A few days ago, while I was at the hair salon, Debbie*, the twentysomething who was washing my hair, offered to give me a scalp massage. Without even thinking about it I accepted her very generous offer. Shortly after she started, it became obvious that she was not good at it. Aside from missing all the pressure points on my head, her hands had no strength and even felt weightless on my scalp. Sure I’m aware that my assessment of her performance is harsh and to some extent ungrateful.
But hear me out before you judge me too harshly.
It was Debbie’s subpar performance that made me think about what happens when a person chooses a career that requires them to use skills which they do not have a natural talent for.
Taking Debbie’s example, from how she performed a simple activity with her hands, it appears that she doesn’t have a knack for using her hands, yet has chosen a career which depends on her manual abilities. I’m open to your opinion, but I suspect that her lack of talent in giving scalp massages is strongly linked to her potential (or lack of) as a hair-dresser. Granted she’s relatively new in the field, and she could certainly learn the trade, but I think that she’ll never get to be a superstar. And my main concern is that if she continues to do something she’s not great at, she’s incurring an opportunity cost. So are her employer and her customers. The tricky part is she’s just so friendly and has such a great attitude that her employer is probably willing to over-look her lack of talent and her customers are willing to put up with a mediocre service because it’s being delivered with a smile.
The question is will she be much better off (and successful) doing something that comes naturally to her? For example, I think that she’d be great in sales or customer service. By observing her, it seemed that she was enjoying herself and was great at speaking with people and booking appointments over the phone. Down the line, because she has experience working in a salon, she could sell beauty products and eventually manage a sales team. All activities which use her communication skills more than her hands.
It might be too late for me to tell Debbie all this, but it’s not too late for any of us to learn from her example.
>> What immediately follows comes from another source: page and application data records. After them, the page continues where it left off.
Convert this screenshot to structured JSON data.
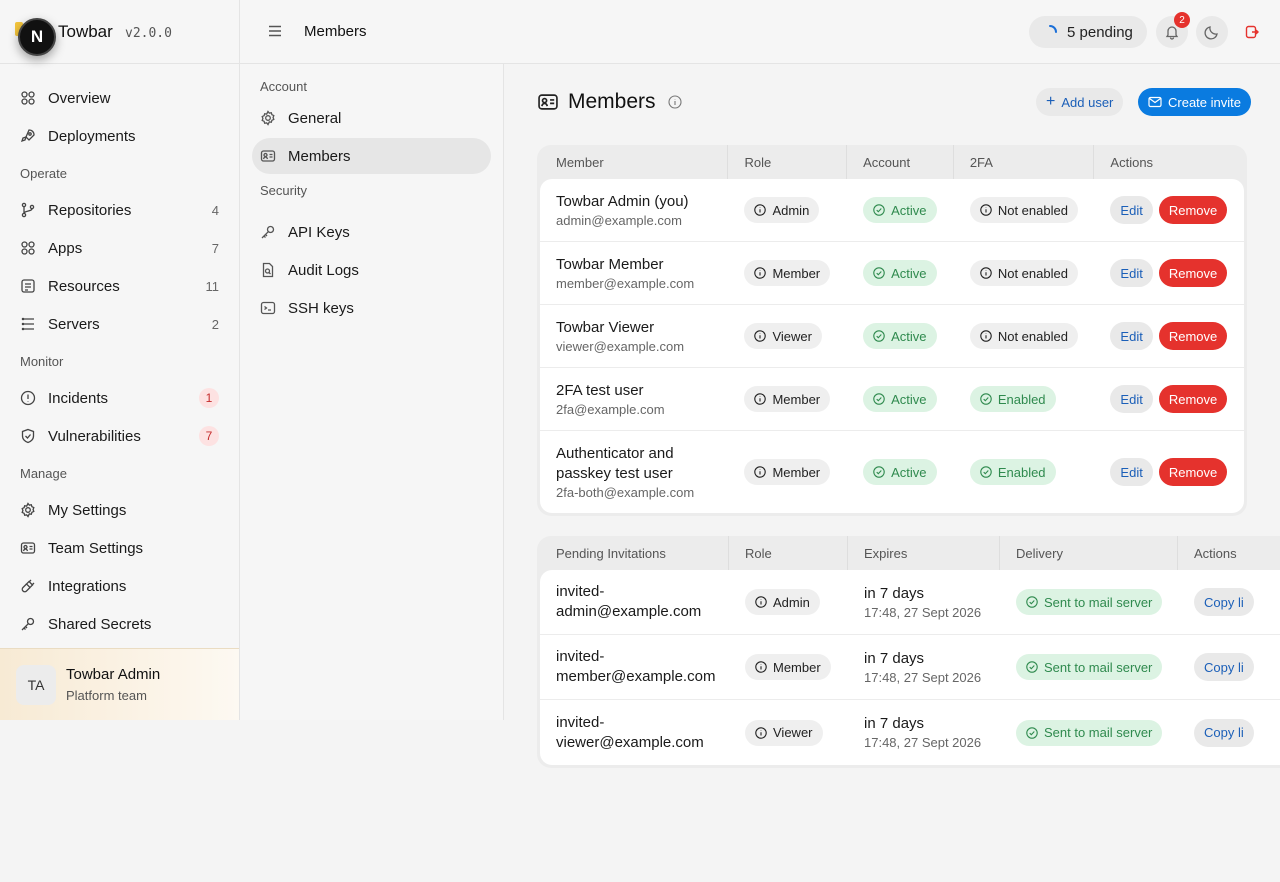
{
  "brand": {
    "logo_letter": "N",
    "name": "Towbar",
    "version": "v2.0.0"
  },
  "sidebar": {
    "items_top": [
      {
        "label": "Overview",
        "icon": "grid-icon"
      },
      {
        "label": "Deployments",
        "icon": "rocket-icon"
      }
    ],
    "operate_label": "Operate",
    "operate": [
      {
        "label": "Repositories",
        "count": "4",
        "icon": "git-branch-icon"
      },
      {
        "label": "Apps",
        "count": "7",
        "icon": "grid-icon"
      },
      {
        "label": "Resources",
        "count": "11",
        "icon": "database-icon"
      },
      {
        "label": "Servers",
        "count": "2",
        "icon": "server-icon"
      }
    ],
    "monitor_label": "Monitor",
    "monitor": [
      {
        "label": "Incidents",
        "count": "1",
        "icon": "alert-circle-icon"
      },
      {
        "label": "Vulnerabilities",
        "count": "7",
        "icon": "shield-icon"
      }
    ],
    "manage_label": "Manage",
    "manage": [
      {
        "label": "My Settings",
        "icon": "gear-icon"
      },
      {
        "label": "Team Settings",
        "icon": "id-card-icon"
      },
      {
        "label": "Integrations",
        "icon": "plug-icon"
      },
      {
        "label": "Shared Secrets",
        "icon": "key-icon"
      }
    ],
    "user": {
      "initials": "TA",
      "name": "Towbar Admin",
      "team": "Platform team"
    }
  },
  "topbar": {
    "title": "Members",
    "pending": "5 pending",
    "notifications": "2"
  },
  "subnav": {
    "account_label": "Account",
    "account": [
      {
        "label": "General",
        "icon": "gear-icon"
      },
      {
        "label": "Members",
        "icon": "id-card-icon",
        "active": true
      }
    ],
    "security_label": "Security",
    "security": [
      {
        "label": "API Keys",
        "icon": "key-icon"
      },
      {
        "label": "Audit Logs",
        "icon": "file-search-icon"
      },
      {
        "label": "SSH keys",
        "icon": "terminal-icon"
      }
    ]
  },
  "main": {
    "title": "Members",
    "add_user": "Add user",
    "create_invite": "Create invite",
    "members_table": {
      "headers": [
        "Member",
        "Role",
        "Account",
        "2FA",
        "Actions"
      ],
      "rows": [
        {
          "name": "Towbar Admin (you)",
          "email": "admin@example.com",
          "role": "Admin",
          "account": "Active",
          "twofa": "Not enabled",
          "twofa_ok": false
        },
        {
          "name": "Towbar Member",
          "email": "member@example.com",
          "role": "Member",
          "account": "Active",
          "twofa": "Not enabled",
          "twofa_ok": false
        },
        {
          "name": "Towbar Viewer",
          "email": "viewer@example.com",
          "role": "Viewer",
          "account": "Active",
          "twofa": "Not enabled",
          "twofa_ok": false
        },
        {
          "name": "2FA test user",
          "email": "2fa@example.com",
          "role": "Member",
          "account": "Active",
          "twofa": "Enabled",
          "twofa_ok": true
        },
        {
          "name": "Authenticator and passkey test user",
          "email": "2fa-both@example.com",
          "role": "Member",
          "account": "Active",
          "twofa": "Enabled",
          "twofa_ok": true
        }
      ],
      "edit_label": "Edit",
      "remove_label": "Remove"
    },
    "invites_table": {
      "headers": [
        "Pending Invitations",
        "Role",
        "Expires",
        "Delivery",
        "Actions"
      ],
      "rows": [
        {
          "email_line1": "invited-",
          "email_line2": "admin@example.com",
          "role": "Admin",
          "expires": "in 7 days",
          "expires_at": "17:48, 27 Sept 2026",
          "delivery": "Sent to mail server"
        },
        {
          "email_line1": "invited-",
          "email_line2": "member@example.com",
          "role": "Member",
          "expires": "in 7 days",
          "expires_at": "17:48, 27 Sept 2026",
          "delivery": "Sent to mail server"
        },
        {
          "email_line1": "invited-",
          "email_line2": "viewer@example.com",
          "role": "Viewer",
          "expires": "in 7 days",
          "expires_at": "17:48, 27 Sept 2026",
          "delivery": "Sent to mail server"
        }
      ],
      "copy_label": "Copy li"
    }
  }
}
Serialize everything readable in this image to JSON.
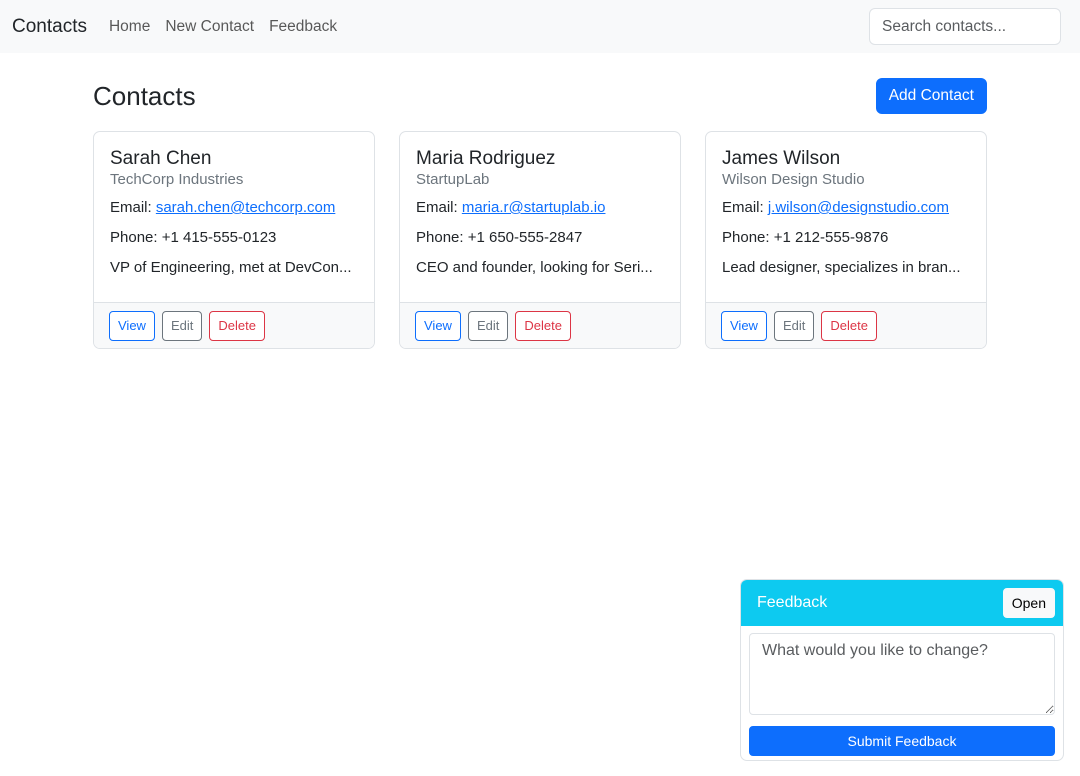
{
  "navbar": {
    "brand": "Contacts",
    "links": [
      "Home",
      "New Contact",
      "Feedback"
    ],
    "search_placeholder": "Search contacts..."
  },
  "page": {
    "title": "Contacts",
    "add_button": "Add Contact"
  },
  "contacts": [
    {
      "name": "Sarah Chen",
      "company": "TechCorp Industries",
      "email_label": "Email: ",
      "email": "sarah.chen@techcorp.com",
      "phone": "Phone: +1 415-555-0123",
      "note": "VP of Engineering, met at DevCon..."
    },
    {
      "name": "Maria Rodriguez",
      "company": "StartupLab",
      "email_label": "Email: ",
      "email": "maria.r@startuplab.io",
      "phone": "Phone: +1 650-555-2847",
      "note": "CEO and founder, looking for Seri..."
    },
    {
      "name": "James Wilson",
      "company": "Wilson Design Studio",
      "email_label": "Email: ",
      "email": "j.wilson@designstudio.com",
      "phone": "Phone: +1 212-555-9876",
      "note": "Lead designer, specializes in bran..."
    }
  ],
  "card_actions": {
    "view": "View",
    "edit": "Edit",
    "delete": "Delete"
  },
  "feedback": {
    "title": "Feedback",
    "open_button": "Open",
    "placeholder": "What would you like to change?",
    "submit": "Submit Feedback"
  },
  "colors": {
    "primary": "#0d6efd",
    "info": "#0dcaf0",
    "danger": "#dc3545",
    "secondary": "#6c757d"
  }
}
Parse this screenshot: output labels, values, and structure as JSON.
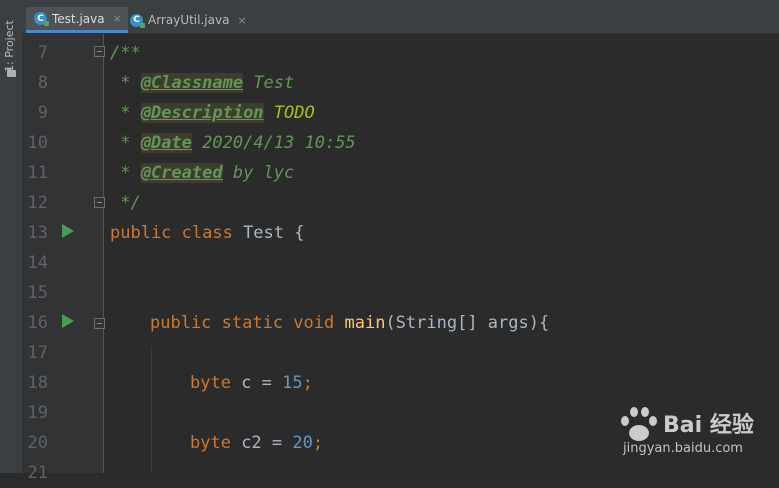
{
  "sidebar": {
    "project_label": "1: Project"
  },
  "tabs": [
    {
      "label": "Test.java",
      "icon": "c",
      "active": true,
      "close": "×"
    },
    {
      "label": "ArrayUtil.java",
      "icon": "c",
      "active": false,
      "close": "×"
    }
  ],
  "lines": [
    {
      "num": "7"
    },
    {
      "num": "8"
    },
    {
      "num": "9"
    },
    {
      "num": "10"
    },
    {
      "num": "11"
    },
    {
      "num": "12"
    },
    {
      "num": "13"
    },
    {
      "num": "14"
    },
    {
      "num": "15"
    },
    {
      "num": "16"
    },
    {
      "num": "17"
    },
    {
      "num": "18"
    },
    {
      "num": "19"
    },
    {
      "num": "20"
    },
    {
      "num": "21"
    }
  ],
  "code": {
    "l7": "/**",
    "l8_star": " * ",
    "l8_tag": "@Classname",
    "l8_rest": " Test",
    "l9_star": " * ",
    "l9_tag": "@Description",
    "l9_rest": " TODO",
    "l10_star": " * ",
    "l10_tag": "@Date",
    "l10_rest": " 2020/4/13 10:55",
    "l11_star": " * ",
    "l11_tag": "@Created",
    "l11_rest": " by lyc",
    "l12": " */",
    "l13_kw": "public class",
    "l13_name": " Test {",
    "l16_kw": "public static void",
    "l16_fn": "main",
    "l16_rest": "(String[] args){",
    "l18_kw": "byte",
    "l18_var": " c = ",
    "l18_num": "15",
    "l18_end": ";",
    "l20_kw": "byte",
    "l20_var": " c2 = ",
    "l20_num": "20",
    "l20_end": ";"
  },
  "watermark": {
    "logo": "Bai 经验",
    "url": "jingyan.baidu.com"
  },
  "colors": {
    "keyword": "#cc7832",
    "function": "#ffc66d",
    "number": "#6897bb",
    "comment": "#629755",
    "run": "#499c54"
  }
}
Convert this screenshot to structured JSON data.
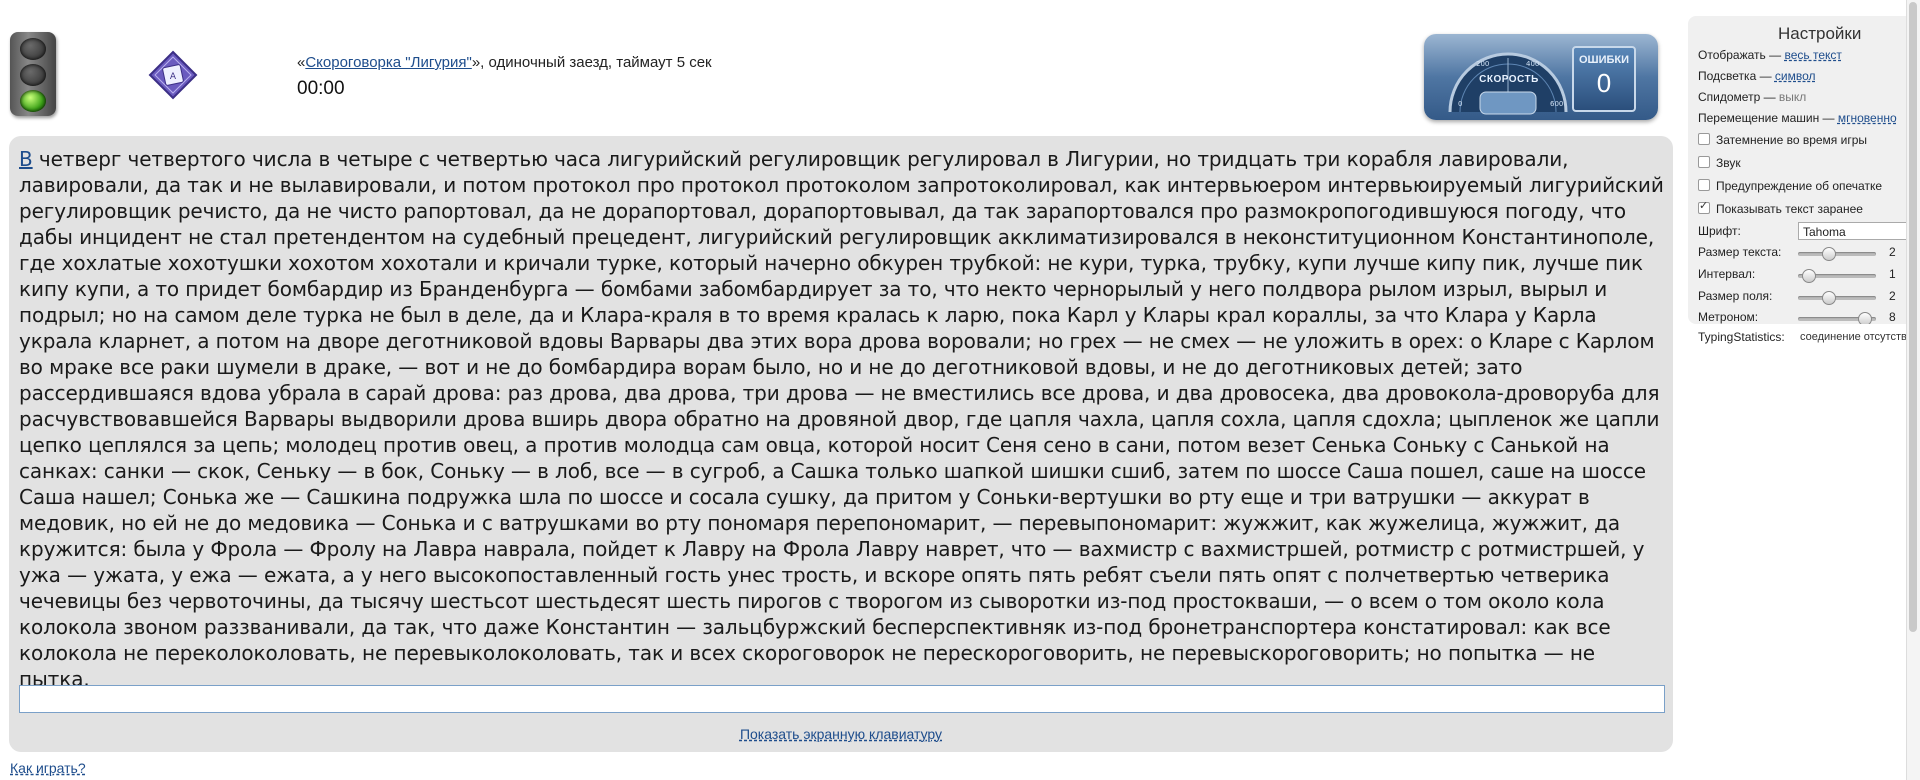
{
  "header": {
    "race_quote_open": "«",
    "race_link": "Скороговорка \"Лигурия\"",
    "race_quote_close": "»",
    "race_desc": ", одиночный заезд, таймаут 5 сек",
    "timer": "00:00"
  },
  "dashboard": {
    "speed_label": "СКОРОСТЬ",
    "gauge_ticks": [
      "0",
      "200",
      "400",
      "600"
    ],
    "errors_label": "ОШИБКИ",
    "errors_value": "0"
  },
  "settings": {
    "title": "Настройки",
    "display_label": "Отображать — ",
    "display_value": "весь текст",
    "highlight_label": "Подсветка — ",
    "highlight_value": "символ",
    "speedometer_label": "Спидометр — ",
    "speedometer_value": "выкл",
    "cars_label": "Перемещение машин — ",
    "cars_value": "мгновенно",
    "dim_label": "Затемнение во время игры",
    "dim_checked": false,
    "sound_label": "Звук",
    "sound_checked": false,
    "typo_label": "Предупреждение об опечатке",
    "typo_checked": false,
    "show_text_label": "Показывать текст заранее",
    "show_text_checked": true,
    "font_label": "Шрифт:",
    "font_value": "Tahoma",
    "text_size_label": "Размер текста:",
    "text_size_value": "2",
    "interval_label": "Интервал:",
    "interval_value": "1",
    "field_size_label": "Размер поля:",
    "field_size_value": "2",
    "metronome_label": "Метроном:",
    "metronome_value": "8",
    "typing_stats_label": "TypingStatistics:",
    "typing_stats_value": "соединение отсутствует"
  },
  "main": {
    "first_char": "В",
    "text": " четверг четвертого числа в четыре с четвертью часа лигурийский регулировщик регулировал в Лигурии, но тридцать три корабля лавировали, лавировали, да так и не вылавировали, и потом протокол про протокол протоколом запротоколировал, как интервьюером интервьюируемый лигурийский регулировщик речисто, да не чисто рапортовал, да не дорапортовал, дорапортовывал, да так зарапортовался про размокропогодившуюся погоду, что дабы инцидент не стал претендентом на судебный прецедент, лигурийский регулировщик акклиматизировался в неконституционном Константинополе, где хохлатые хохотушки хохотом хохотали и кричали турке, который начерно обкурен трубкой: не кури, турка, трубку, купи лучше кипу пик, лучше пик кипу купи, а то придет бомбардир из Бранденбурга — бомбами забомбардирует за то, что некто чернорылый у него полдвора рылом изрыл, вырыл и подрыл; но на самом деле турка не был в деле, да и Клара-краля в то время кралась к ларю, пока Карл у Клары крал кораллы, за что Клара у Карла украла кларнет, а потом на дворе деготниковой вдовы Варвары два этих вора дрова воровали; но грех — не смех — не уложить в орех: о Кларе с Карлом во мраке все раки шумели в драке, — вот и не до бомбардира ворам было, но и не до деготниковой вдовы, и не до деготниковых детей; зато рассердившаяся вдова убрала в сарай дрова: раз дрова, два дрова, три дрова — не вместились все дрова, и два дровосека, два дровокола-дроворуба для расчувствовавшейся Варвары выдворили дрова вширь двора обратно на дровяной двор, где цапля чахла, цапля сохла, цапля сдохла; цыпленок же цапли цепко цеплялся за цепь; молодец против овец, а против молодца сам овца, которой носит Сеня сено в сани, потом везет Сенька Соньку с Санькой на санках: санки — скок, Сеньку — в бок, Соньку — в лоб, все — в сугроб, а Сашка только шапкой шишки сшиб, затем по шоссе Саша пошел, саше на шоссе Саша нашел; Сонька же — Сашкина подружка шла по шоссе и сосала сушку, да притом у Соньки-вертушки во рту еще и три ватрушки — аккурат в медовик, но ей не до медовика — Сонька и с ватрушками во рту пономаря перепономарит, — перевыпономарит: жужжит, как жужелица, жужжит, да кружится: была у Фрола — Фролу на Лавра наврала, пойдет к Лавру на Фрола Лавру наврет, что — вахмистр с вахмистршей, ротмистр с ротмистршей, у ужа — ужата, у ежа — ежата, а у него высокопоставленный гость унес трость, и вскоре опять пять ребят съели пять опят с полчетвертью четверика чечевицы без червоточины, да тысячу шестьсот шестьдесят шесть пирогов с творогом из сыворотки из-под простокваши, — о всем о том около кола колокола звоном раззванивали, да так, что даже Константин — зальцбуржский бесперспективняк из-под бронетранспортера констатировал: как все колокола не переколоколовать, не перевыколоколовать, так и всех скороговорок не перескороговорить, не перевыскороговорить; но попытка — не пытка.",
    "input_value": "",
    "show_keyboard": "Показать экранную клавиатуру"
  },
  "footer": {
    "how_to_play": "Как играть?"
  }
}
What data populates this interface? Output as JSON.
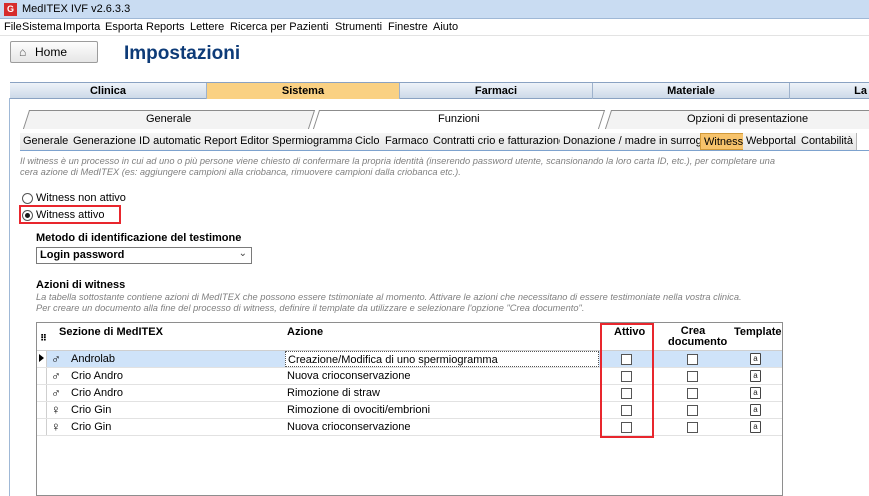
{
  "window": {
    "app_icon": "G",
    "title": "MedITEX IVF v2.6.3.3"
  },
  "menu": [
    "File",
    "Sistema",
    "Importa",
    "Esporta",
    "Reports",
    "Lettere",
    "Ricerca per Pazienti",
    "Strumenti",
    "Finestre",
    "Aiuto"
  ],
  "home_button": {
    "icon": "home-icon",
    "label": "Home"
  },
  "page_title": "Impostazioni",
  "top_tabs": [
    {
      "label": "Clinica",
      "active": false
    },
    {
      "label": "Sistema",
      "active": true
    },
    {
      "label": "Farmaci",
      "active": false
    },
    {
      "label": "Materiale",
      "active": false
    },
    {
      "label": "La",
      "active": false
    }
  ],
  "level2_tabs": [
    {
      "label": "Generale",
      "active": false
    },
    {
      "label": "Funzioni",
      "active": true
    },
    {
      "label": "Opzioni di presentazione",
      "active": false
    }
  ],
  "level3_tabs": [
    {
      "label": "Generale",
      "active": false
    },
    {
      "label": "Generazione ID automatica",
      "active": false
    },
    {
      "label": "Report Editor",
      "active": false
    },
    {
      "label": "Spermiogramma",
      "active": false
    },
    {
      "label": "Ciclo",
      "active": false
    },
    {
      "label": "Farmaco",
      "active": false
    },
    {
      "label": "Contratti crio e fatturazione",
      "active": false
    },
    {
      "label": "Donazione / madre in surroga",
      "active": false
    },
    {
      "label": "Witness",
      "active": true
    },
    {
      "label": "Webportal",
      "active": false
    },
    {
      "label": "Contabilità",
      "active": false
    }
  ],
  "description": "Il witness è un processo in cui ad uno o più persone viene chiesto di confermare la propria identità (inserendo password utente, scansionando la loro carta ID, etc.), per completare una cera azione di MedITEX (es: aggiungere campioni alla criobanca, rimuovere campioni dalla criobanca etc.).",
  "witness_options": {
    "off_label": "Witness non attivo",
    "on_label": "Witness attivo",
    "selected": "on"
  },
  "identification": {
    "label": "Metodo di identificazione del testimone",
    "value": "Login password"
  },
  "actions_section": {
    "title": "Azioni di witness",
    "description_line1": "La tabella sottostante contiene azioni di MedITEX che possono essere tstimoniate al momento. Attivare le azioni che necessitano di essere testimoniate nella vostra clinica.",
    "description_line2": "Per creare un documento alla fine del processo di witness, definire il template da utilizzare e selezionare l'opzione \"Crea documento\"."
  },
  "table": {
    "headers": {
      "grip": "⠿",
      "section": "Sezione di MedITEX",
      "action": "Azione",
      "active": "Attivo",
      "create_doc": "Crea documento",
      "template": "Template"
    },
    "rows": [
      {
        "sex": "♂",
        "section": "Androlab",
        "action": "Creazione/Modifica di uno spermiogramma",
        "active": false,
        "create_doc": false,
        "selected": true
      },
      {
        "sex": "♂",
        "section": "Crio Andro",
        "action": "Nuova crioconservazione",
        "active": false,
        "create_doc": false,
        "selected": false
      },
      {
        "sex": "♂",
        "section": "Crio Andro",
        "action": "Rimozione di straw",
        "active": false,
        "create_doc": false,
        "selected": false
      },
      {
        "sex": "♀",
        "section": "Crio Gin",
        "action": "Rimozione di ovociti/embrioni",
        "active": false,
        "create_doc": false,
        "selected": false
      },
      {
        "sex": "♀",
        "section": "Crio Gin",
        "action": "Nuova crioconservazione",
        "active": false,
        "create_doc": false,
        "selected": false
      }
    ],
    "template_icon_glyph": "a"
  },
  "colors": {
    "active_top_tab": "#fad183",
    "active_l3_tab": "#f7c36b",
    "highlight_box": "#e8262d",
    "selected_row": "#cfe3f9",
    "title_blue": "#0d3b78"
  }
}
Take time right now, as I did (while getting a lukewarm scalp massage) to think about your own strengths and weaknesses at work.
List all those skills that you have that you feel you acquired quite effortlessly and that you tend to be better at doing than most. Then be honest with yourself and list all those things which do not come naturally to you and that it’s taken quite an effort for you to learn.
Looking at your list of strengths, do you think you’ll be able to get paid for any of your strong skills? For example I’m told by those who know me that I have exceptional hand-eye coordination and that I’m a great communicator. I did play college level tennis but I never developed the strength of a pro. On the other hand, I’ve made a good living in business development by building strong relationships with clients. As far as my weaknesses go, while I know enough about balance sheets and income statements, I know that accounting is far from a strength of mine. It took me way too much effort and time to get a passing grade in my accounting courses in business school. Consequently I’m not going for the CFO position.
Now what should I do about Debbie? Should I give her a copy of this post and save her some time?
*Name made up to avoid over-using pronouns.
Like the picture? Zio Dave at flickr